Have you ever gone through a difficult experience and once you told a trusted friend you felt much better?
Did you know it is possible to show up for yourself in a similar way in practice? When we encounter an experience that we judge as negative (and life is full of them, isn’t it?) the tendency is to tense up and brace against the experience. On top of this response, many of us are conditioned to blame ourselves harshly as well, which increases the constriction and tension in the mind/body. A kind friend soothes.
Sitting openly with experience can have tremendous benefit.
Set the intention to be open to this experience, no matter how unwanted it is. Check in with yourself with care and compassion. Notice any physical tension in the body and acknowledge it without demanding it be any other way than it is. Take heart: whatever is being experienced is here already anyway. With gentle, friendly attention give yourself the same caring that you would a good friend. If you notice harsh words directed at yourself from your internal monologue, just notice them too as you would notice tension in your shoulders. Acknowledge harsh inner mental events without demanding that they be any other way.
Invite the tension and the harshness to soften if it will.

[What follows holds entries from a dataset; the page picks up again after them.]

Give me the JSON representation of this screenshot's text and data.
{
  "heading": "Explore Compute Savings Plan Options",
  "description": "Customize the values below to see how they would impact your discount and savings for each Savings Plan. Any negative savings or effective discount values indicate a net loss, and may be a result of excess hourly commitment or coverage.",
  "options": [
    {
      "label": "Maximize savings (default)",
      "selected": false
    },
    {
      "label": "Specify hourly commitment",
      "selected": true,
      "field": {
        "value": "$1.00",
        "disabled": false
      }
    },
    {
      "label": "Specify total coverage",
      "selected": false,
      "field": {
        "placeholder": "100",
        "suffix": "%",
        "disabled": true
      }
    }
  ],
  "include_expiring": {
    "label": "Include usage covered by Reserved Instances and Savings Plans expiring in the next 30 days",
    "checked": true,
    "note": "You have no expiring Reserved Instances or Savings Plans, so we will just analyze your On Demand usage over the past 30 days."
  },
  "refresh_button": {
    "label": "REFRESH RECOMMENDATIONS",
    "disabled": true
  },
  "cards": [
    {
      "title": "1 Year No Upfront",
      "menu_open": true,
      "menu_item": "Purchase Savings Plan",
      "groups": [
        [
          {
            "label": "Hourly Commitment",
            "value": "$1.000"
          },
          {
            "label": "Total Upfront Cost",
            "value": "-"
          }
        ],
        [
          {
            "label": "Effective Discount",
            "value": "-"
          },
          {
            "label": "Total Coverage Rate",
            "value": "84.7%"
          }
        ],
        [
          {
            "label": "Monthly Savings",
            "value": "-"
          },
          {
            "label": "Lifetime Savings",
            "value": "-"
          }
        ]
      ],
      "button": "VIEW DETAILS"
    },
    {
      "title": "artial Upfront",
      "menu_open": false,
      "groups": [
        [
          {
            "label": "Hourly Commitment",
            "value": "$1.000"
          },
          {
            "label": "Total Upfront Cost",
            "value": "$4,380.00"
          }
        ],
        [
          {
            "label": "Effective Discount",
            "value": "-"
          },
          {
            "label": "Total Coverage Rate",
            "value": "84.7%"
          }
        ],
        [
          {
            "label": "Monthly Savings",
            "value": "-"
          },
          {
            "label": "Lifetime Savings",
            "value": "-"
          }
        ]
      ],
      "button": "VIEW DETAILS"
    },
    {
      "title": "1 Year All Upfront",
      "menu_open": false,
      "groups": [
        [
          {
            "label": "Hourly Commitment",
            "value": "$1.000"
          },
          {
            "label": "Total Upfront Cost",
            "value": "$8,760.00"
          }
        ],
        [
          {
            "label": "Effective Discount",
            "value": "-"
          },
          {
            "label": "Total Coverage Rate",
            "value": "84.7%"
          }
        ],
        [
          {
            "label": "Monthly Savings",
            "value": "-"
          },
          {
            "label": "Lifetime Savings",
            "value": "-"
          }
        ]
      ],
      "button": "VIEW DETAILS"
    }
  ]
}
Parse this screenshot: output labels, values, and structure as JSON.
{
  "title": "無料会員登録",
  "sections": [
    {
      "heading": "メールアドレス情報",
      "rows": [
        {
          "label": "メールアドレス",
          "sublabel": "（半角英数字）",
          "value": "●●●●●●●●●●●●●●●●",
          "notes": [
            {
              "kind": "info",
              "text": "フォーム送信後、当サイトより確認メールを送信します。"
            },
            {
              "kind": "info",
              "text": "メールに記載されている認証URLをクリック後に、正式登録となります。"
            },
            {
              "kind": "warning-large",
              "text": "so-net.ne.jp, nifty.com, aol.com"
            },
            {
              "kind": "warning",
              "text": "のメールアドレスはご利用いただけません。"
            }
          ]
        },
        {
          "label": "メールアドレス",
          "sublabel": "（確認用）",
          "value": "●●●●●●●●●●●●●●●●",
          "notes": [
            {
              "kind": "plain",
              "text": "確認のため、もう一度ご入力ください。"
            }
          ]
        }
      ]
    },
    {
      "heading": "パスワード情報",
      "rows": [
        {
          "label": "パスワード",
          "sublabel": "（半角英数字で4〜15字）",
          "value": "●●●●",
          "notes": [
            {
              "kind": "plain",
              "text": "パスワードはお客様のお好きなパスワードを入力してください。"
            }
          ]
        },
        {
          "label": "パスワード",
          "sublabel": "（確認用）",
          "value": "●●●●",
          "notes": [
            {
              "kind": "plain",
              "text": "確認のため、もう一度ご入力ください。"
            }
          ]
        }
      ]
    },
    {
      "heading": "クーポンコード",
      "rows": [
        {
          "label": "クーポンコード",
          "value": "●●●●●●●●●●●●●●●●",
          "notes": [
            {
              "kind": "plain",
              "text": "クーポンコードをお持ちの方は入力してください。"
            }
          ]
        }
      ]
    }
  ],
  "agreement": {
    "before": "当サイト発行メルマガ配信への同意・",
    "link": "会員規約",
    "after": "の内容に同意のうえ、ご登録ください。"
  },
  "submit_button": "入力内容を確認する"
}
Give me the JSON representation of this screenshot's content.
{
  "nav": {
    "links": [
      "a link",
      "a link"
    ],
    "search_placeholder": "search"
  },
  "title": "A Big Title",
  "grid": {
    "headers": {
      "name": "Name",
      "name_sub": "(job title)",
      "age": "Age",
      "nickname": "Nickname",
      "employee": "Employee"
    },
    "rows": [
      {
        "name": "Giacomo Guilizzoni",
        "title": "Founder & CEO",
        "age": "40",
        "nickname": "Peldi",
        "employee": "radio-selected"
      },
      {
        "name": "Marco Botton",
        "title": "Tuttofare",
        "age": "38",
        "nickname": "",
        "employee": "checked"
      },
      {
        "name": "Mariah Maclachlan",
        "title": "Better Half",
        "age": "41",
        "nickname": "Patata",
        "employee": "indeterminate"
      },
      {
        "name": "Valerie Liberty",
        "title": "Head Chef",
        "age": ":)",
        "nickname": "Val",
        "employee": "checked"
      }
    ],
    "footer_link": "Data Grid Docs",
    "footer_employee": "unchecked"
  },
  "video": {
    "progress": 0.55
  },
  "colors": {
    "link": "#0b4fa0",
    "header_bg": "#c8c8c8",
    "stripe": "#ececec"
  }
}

Be ok if it doesn’t – just keep breathing and setting the intention to really be there for yourself. Soften, soothe, and allow your experience. Meet your harshness like a kind friend, with spaciousness and trust that this event will pass and with it the heavy emotions you may be experiencing. Close your meditation by acknowledging that this act of self-care and self-love is crucial for health and well-being. Far from being self-indulgent, it is a pre-requisite for showing up for others in your life as well.
Mindfulness and Stress: Being Your Own Best Friend
Jen Perry, MSEd, MA, LPC is a Licensed Professional Counselor, Mindfulness Meditation Teacher, and Coach. Registration is open for her next 6-week Self-Compassion Class: “Meeting Your Self: Becoming Your Own Best Friend.” Contact me for more information. Jen teaches and practices at The Resiliency Center, which offers a variety of services for health and well-being. This month’s newsletter focuses on Resiliency and the Stress Response. Learn more and read the newsletter at The Resiliency Center.